Wine – a drink that many of us have grown to know and love. It is no secret that it’s great taste stems from fermented grapes, but where did it all begin? How has wine become so increasingly popular over thousands of years?
There are many companies that specialize in knowledge and history of wine, such as twelve by seventy five who are the leading experts of wine in the UK who helped with the research of this article.
No other drink has had quite the impact on society than wine has. It has reached out to various different cultures and religions across Europe, and is commonly used in the Catholic Church as a replacement for the blood of Christ. Not only this, but it is said that the western society built it’s foundations on the competitive industry that wine brings. There aren’t many other drinks that have created such an impact.
Although no one is certain as to where it all began, according to fable, a princess ‘accidentally’ discovered wine as early as 6000 BC when she lost favour with the King. She was so overwhelmed with shame, that she ate some spoiled grapes in attempt to end her life. However, this didn’t go to plan and she just ended up incredibly drunk. So drunk, that she passed out and awoke to a trouble-free life.
On a more scientific note, wine can be traced back to 60 million year old fossils, which proves that our pre-human ancestors realised that older grapes were more desirable and had potential to create something wonderful.
A few thousand years later and wine was spreading across the ancient world. Hieroglyphics from the Predynastic era of the Egyptian Pharaohs show that they were quite the binge drinkers. The Pharaohs were far more interested in the quantity rather than quality of their wine.
The Egyptians began to pick up their own tricks when it came to creating wine, using trellises protected by sunlight and learning that the last 100 days of harvest were most vital. Once picked, the grapes were pressed by being trod on in oppose to using a stone which resulted in a far more bitter tasting wine.
Following this, there was a second pressing of the wine, which involved four men pulling a stretched linen slough and another man ensuring that no sacred wine was spilt. Nowadays, only champagne requires a second process in order to increase the amount of bubbles in the bottle.
The Egyptians had three grades of wine, which could then be made into different kinds (red/white/dry/sweet) after being left in a trough to ferment. These grades were:
- Free Run Must: Little of this was collected, but it was a very sweet long lasting wine
- First Wine Must: This came from the treading and was about 2/3 of the juice
- Second Run Must: This came from the additional pressing
To achieve a drink with a light consistency, it would be fermented for a short amount of time (a few days). If you wanted a heavy final product it would have to be fermented for a long time (several weeks), as well as being heated as this speeds up the conversion of sugar.

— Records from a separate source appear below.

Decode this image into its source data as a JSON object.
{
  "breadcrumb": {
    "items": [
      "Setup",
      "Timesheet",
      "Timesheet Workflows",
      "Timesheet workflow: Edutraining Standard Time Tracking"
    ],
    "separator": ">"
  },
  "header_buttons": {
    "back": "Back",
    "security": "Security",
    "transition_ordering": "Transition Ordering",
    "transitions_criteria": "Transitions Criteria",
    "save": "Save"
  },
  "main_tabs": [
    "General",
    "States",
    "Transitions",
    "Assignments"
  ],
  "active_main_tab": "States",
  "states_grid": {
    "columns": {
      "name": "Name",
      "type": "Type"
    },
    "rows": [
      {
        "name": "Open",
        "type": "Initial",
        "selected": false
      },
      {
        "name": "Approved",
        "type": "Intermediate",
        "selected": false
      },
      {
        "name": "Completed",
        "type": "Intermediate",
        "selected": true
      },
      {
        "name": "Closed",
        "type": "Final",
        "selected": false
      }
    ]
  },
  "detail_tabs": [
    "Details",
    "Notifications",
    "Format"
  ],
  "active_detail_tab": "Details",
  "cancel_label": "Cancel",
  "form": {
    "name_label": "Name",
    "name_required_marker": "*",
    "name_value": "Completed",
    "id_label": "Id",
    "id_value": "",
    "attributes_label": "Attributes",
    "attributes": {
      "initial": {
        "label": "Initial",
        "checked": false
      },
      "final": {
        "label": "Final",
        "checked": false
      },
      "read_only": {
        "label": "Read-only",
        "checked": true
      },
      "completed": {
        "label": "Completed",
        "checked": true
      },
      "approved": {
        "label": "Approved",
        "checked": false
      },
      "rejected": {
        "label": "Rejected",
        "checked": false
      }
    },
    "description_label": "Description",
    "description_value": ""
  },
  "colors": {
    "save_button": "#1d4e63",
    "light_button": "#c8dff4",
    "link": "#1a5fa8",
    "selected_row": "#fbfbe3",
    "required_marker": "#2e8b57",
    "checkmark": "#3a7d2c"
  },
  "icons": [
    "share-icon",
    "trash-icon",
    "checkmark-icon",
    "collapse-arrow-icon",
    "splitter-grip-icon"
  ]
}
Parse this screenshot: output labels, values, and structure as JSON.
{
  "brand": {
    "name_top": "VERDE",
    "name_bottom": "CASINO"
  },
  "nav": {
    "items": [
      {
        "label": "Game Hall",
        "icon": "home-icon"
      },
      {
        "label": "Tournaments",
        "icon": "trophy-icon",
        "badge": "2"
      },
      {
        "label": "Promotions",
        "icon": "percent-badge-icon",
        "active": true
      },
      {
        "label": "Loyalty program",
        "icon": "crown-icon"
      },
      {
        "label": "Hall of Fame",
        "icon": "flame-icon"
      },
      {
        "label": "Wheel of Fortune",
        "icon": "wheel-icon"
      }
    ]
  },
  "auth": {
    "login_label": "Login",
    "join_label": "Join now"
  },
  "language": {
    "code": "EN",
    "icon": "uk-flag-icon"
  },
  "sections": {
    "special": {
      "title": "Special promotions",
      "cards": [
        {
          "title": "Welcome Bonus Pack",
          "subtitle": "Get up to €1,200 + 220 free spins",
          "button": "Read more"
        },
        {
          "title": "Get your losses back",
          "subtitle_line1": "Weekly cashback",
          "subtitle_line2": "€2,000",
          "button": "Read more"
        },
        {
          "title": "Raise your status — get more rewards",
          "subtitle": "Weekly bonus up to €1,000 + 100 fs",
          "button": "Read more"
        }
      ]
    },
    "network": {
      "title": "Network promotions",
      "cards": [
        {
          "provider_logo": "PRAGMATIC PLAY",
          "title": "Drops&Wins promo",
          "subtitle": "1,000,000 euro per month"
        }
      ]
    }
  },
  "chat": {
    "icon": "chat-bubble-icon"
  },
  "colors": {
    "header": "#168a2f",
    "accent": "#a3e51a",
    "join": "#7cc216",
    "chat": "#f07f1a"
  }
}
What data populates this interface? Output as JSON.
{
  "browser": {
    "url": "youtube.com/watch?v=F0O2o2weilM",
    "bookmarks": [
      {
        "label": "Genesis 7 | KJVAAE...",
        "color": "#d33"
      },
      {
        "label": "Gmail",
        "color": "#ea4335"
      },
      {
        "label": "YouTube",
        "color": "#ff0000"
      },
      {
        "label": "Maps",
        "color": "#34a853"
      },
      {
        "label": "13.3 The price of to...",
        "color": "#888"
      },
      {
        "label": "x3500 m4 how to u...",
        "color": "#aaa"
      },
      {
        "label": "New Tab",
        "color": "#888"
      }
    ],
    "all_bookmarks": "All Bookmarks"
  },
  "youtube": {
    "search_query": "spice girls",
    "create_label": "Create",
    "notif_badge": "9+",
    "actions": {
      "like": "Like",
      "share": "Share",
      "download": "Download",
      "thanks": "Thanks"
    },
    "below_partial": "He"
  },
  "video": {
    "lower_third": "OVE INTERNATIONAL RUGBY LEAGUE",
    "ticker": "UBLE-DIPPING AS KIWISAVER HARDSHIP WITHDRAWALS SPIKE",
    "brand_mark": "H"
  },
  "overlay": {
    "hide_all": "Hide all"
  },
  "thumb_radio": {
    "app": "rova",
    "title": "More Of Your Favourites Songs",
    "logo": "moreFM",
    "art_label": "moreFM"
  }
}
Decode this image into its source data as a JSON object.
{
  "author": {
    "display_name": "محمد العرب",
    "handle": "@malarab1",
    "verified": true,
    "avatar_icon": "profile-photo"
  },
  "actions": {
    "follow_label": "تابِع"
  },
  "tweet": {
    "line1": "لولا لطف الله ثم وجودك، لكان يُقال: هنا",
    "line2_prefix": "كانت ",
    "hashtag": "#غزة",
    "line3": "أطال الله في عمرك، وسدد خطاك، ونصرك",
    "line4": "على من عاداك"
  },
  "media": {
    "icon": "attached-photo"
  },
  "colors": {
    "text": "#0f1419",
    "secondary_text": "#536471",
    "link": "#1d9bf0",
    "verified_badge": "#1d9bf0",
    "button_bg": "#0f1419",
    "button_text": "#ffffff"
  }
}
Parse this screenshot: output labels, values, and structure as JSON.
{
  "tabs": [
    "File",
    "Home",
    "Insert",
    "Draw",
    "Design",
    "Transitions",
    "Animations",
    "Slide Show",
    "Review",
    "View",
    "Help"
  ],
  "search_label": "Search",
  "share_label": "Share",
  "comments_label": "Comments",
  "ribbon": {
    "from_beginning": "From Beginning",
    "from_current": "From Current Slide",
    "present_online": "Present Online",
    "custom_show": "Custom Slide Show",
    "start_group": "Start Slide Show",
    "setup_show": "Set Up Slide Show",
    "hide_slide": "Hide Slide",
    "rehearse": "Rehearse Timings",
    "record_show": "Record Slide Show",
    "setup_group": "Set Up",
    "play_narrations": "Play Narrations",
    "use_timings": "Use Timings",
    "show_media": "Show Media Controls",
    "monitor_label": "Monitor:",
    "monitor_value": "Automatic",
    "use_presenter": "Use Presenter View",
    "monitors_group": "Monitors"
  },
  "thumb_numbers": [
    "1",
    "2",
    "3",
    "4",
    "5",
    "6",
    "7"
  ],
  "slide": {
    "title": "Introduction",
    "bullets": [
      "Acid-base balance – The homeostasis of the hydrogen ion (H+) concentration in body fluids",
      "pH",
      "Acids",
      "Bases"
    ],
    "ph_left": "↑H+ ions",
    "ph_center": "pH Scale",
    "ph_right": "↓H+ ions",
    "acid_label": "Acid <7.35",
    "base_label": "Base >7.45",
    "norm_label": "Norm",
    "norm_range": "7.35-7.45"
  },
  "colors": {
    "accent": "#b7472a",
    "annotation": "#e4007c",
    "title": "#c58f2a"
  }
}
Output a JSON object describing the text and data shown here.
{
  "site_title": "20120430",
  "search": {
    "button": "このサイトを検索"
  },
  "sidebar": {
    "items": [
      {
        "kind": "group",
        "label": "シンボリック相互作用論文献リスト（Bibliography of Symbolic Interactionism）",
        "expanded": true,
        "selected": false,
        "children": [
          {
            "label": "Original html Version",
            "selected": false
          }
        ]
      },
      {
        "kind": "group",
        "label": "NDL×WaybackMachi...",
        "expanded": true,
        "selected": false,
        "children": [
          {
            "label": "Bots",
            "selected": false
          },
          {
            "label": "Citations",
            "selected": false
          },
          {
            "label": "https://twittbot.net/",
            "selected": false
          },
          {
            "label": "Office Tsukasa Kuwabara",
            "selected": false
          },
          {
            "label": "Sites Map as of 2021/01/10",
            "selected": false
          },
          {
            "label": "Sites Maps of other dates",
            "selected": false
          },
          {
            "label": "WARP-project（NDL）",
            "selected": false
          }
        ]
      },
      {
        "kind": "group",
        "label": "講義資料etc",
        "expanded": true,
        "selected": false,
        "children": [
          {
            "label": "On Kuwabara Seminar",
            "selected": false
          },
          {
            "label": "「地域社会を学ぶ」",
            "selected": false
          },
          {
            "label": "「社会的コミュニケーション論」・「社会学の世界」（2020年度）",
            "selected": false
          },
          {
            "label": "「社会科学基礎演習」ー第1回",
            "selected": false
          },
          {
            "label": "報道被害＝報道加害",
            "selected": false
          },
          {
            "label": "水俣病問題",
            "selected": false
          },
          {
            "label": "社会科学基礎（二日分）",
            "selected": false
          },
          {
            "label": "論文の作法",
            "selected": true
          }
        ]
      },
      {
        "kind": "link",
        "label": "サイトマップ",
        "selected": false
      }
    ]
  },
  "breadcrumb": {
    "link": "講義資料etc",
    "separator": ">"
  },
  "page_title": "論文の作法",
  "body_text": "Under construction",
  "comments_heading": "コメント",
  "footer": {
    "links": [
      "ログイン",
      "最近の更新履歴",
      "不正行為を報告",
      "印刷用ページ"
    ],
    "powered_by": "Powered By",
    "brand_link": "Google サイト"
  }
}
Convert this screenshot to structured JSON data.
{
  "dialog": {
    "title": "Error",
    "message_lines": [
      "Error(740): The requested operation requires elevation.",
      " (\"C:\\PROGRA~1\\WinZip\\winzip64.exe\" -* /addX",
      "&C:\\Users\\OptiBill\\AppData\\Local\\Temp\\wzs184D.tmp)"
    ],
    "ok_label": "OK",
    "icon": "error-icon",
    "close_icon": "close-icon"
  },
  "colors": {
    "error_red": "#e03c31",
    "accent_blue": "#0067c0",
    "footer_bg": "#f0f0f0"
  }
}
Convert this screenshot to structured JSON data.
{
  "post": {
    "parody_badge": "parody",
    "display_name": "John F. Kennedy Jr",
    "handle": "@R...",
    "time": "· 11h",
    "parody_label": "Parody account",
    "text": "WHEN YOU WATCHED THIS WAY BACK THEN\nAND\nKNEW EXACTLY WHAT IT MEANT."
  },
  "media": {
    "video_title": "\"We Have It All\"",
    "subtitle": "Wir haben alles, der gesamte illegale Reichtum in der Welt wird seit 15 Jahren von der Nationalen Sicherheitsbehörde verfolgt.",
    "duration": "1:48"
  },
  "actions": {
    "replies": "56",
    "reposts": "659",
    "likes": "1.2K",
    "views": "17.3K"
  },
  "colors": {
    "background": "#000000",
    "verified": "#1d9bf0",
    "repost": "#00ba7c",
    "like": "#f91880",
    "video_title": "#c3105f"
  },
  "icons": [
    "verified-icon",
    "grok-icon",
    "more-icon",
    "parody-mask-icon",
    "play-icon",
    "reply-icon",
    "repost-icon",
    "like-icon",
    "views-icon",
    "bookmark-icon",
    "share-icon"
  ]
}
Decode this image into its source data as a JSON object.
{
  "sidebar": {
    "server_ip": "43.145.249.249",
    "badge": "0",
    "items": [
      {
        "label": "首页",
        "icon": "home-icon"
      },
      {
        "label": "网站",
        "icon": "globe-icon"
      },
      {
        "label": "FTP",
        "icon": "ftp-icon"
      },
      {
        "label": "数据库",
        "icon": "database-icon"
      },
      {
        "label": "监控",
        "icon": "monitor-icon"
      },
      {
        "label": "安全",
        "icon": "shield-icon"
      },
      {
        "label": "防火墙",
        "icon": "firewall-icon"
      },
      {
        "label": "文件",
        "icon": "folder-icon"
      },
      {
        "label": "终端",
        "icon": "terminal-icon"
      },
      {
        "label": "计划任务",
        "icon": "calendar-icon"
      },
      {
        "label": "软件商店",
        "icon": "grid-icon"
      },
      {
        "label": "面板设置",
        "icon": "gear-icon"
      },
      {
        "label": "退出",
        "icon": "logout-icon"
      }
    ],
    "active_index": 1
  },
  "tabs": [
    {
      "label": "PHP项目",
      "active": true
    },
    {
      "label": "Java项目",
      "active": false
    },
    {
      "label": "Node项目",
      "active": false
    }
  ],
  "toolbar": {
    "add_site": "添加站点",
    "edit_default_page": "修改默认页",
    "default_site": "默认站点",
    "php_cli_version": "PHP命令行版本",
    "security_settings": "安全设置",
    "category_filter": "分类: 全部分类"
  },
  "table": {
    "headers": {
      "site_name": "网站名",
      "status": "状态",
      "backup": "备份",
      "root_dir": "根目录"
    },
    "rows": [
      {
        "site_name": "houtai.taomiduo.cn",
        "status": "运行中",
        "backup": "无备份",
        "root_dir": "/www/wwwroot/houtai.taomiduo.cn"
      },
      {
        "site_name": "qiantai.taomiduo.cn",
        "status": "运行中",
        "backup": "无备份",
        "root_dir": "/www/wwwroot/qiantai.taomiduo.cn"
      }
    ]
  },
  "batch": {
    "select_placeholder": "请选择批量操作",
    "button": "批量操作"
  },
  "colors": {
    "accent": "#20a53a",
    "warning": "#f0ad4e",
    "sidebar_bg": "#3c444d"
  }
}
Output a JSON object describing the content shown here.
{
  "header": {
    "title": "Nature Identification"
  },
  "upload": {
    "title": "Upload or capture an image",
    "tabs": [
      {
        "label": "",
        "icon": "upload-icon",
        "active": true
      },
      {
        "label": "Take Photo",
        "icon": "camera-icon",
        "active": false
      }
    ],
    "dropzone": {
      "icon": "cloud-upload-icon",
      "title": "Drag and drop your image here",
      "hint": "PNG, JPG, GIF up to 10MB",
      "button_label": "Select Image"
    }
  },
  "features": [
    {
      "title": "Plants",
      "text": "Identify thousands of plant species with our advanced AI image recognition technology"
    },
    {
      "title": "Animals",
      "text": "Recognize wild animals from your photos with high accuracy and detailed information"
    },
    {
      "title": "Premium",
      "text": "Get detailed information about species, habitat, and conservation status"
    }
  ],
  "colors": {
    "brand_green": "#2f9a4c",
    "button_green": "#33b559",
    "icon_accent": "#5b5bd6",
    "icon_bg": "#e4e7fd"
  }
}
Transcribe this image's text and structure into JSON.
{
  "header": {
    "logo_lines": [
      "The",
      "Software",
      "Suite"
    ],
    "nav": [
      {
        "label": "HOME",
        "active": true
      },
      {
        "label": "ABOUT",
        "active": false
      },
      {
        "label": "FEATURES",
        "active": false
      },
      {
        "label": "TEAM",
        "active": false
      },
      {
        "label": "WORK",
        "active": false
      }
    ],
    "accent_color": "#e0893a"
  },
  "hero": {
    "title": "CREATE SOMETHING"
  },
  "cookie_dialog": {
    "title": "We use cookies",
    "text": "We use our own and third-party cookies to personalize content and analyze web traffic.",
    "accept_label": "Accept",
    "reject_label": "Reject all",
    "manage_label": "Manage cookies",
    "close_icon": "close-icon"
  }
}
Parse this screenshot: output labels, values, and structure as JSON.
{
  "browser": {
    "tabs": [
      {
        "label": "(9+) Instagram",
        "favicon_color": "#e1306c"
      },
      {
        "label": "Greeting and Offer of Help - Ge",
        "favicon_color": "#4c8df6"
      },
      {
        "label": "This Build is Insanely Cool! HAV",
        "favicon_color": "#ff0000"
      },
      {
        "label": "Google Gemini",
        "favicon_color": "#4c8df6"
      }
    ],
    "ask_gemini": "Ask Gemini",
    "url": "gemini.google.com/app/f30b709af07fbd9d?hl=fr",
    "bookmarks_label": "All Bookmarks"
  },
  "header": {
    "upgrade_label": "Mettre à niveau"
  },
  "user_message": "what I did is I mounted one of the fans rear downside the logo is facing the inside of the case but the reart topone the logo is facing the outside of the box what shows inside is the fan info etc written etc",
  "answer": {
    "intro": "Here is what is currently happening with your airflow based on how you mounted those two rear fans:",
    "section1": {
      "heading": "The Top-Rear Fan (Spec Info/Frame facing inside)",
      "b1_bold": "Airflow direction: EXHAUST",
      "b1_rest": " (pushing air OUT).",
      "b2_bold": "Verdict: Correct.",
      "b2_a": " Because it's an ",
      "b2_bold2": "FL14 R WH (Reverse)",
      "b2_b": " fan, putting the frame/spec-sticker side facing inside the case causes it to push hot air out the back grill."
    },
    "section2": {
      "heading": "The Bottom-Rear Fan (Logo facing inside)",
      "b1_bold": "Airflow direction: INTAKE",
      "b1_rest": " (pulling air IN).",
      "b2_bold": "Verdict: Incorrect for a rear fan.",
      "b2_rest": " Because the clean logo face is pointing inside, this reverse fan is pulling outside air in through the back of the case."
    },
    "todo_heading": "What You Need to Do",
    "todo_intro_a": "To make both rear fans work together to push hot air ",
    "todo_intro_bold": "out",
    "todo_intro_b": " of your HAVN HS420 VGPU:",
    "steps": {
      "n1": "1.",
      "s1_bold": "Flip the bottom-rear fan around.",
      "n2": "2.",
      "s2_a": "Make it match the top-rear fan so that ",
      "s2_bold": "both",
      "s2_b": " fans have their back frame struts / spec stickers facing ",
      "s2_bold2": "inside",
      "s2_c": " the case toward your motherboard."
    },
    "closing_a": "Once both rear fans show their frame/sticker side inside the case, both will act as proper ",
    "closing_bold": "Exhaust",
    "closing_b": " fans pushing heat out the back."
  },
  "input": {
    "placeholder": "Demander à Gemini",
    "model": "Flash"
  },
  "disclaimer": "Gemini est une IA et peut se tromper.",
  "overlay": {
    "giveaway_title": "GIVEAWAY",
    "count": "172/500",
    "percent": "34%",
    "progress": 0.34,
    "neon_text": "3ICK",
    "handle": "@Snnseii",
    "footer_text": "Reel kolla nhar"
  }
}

Looks like we have a lot to thank the Egyptians for!
The next people to join in the wine craze were the Greeks. The Greeks discovered the nutritional benefits of drinking wine (well, it does come from fruit after all)… which is an excuse we still use today! Wine was so precious in ancient Greece that it became ‘The Juice of the Gods’. There is even a Greek God of wine, who is the son of Zeus and one of the most worshiped Gods to date.
The ancient Greek wine became so popular in Europe that vine cuttings from Greece’s grapes were transported so that others could grow their own quality wine. This, of course, means that many of the grape varieties we know today were fathered by the Greek varieties.
It is no well-kept secret that the Greeks like to mix their wine with water and to add honey and spices. Perhaps this is why so many delicious recipes involve wine today.
Now we have to thank the Greeks, too!
The Greek dominated the wine industry for quite some time, but a stable trade was not established until 1949 due to a series of wars disrupting the business.
It’s important not to forget the Romans, who made huge contributions to an easier winemaking process. They invented the wooden wine barrel and classified many varieties of grapes.
The amount of wine being produced was so great that in 92 AD Emperor Domitian demanded that half of the grape vines outside of Rome were to be uprooted.
Wine is still taken very seriously in Italian culture and was kept alive by the Roman Catholic Church during the Dark Ages after the fall of the Roman Empire.
When it comes to spreading word around Europe, this was down to the monks. Wine was required for Holy Communion, meaning the church transported the ‘good news’ all across Europe. It is still clear to see today that wine is very much a passion of Europe. The popularity of wine hasn’t grown much and the US public still remain largely beer drinkers. Both America and Australia did not seem to have much success when it came to producing wine due to the hostile environment, but times are still changing.
Over the last 150 years, wine making has been totally revolutionised as an art and science. With access to refrigeration, it has become easy for wineries to control the temperature of the fermentation process and produce high quality wines. Harvesting machines have allowed winemakers to expand their vineyards and have a far more efficient process. Although the wine industry faces the challenge of meeting the demands of an ever-larger market without losing the individual character of its wines, technology helps to ensure a consistent supply of quality wines.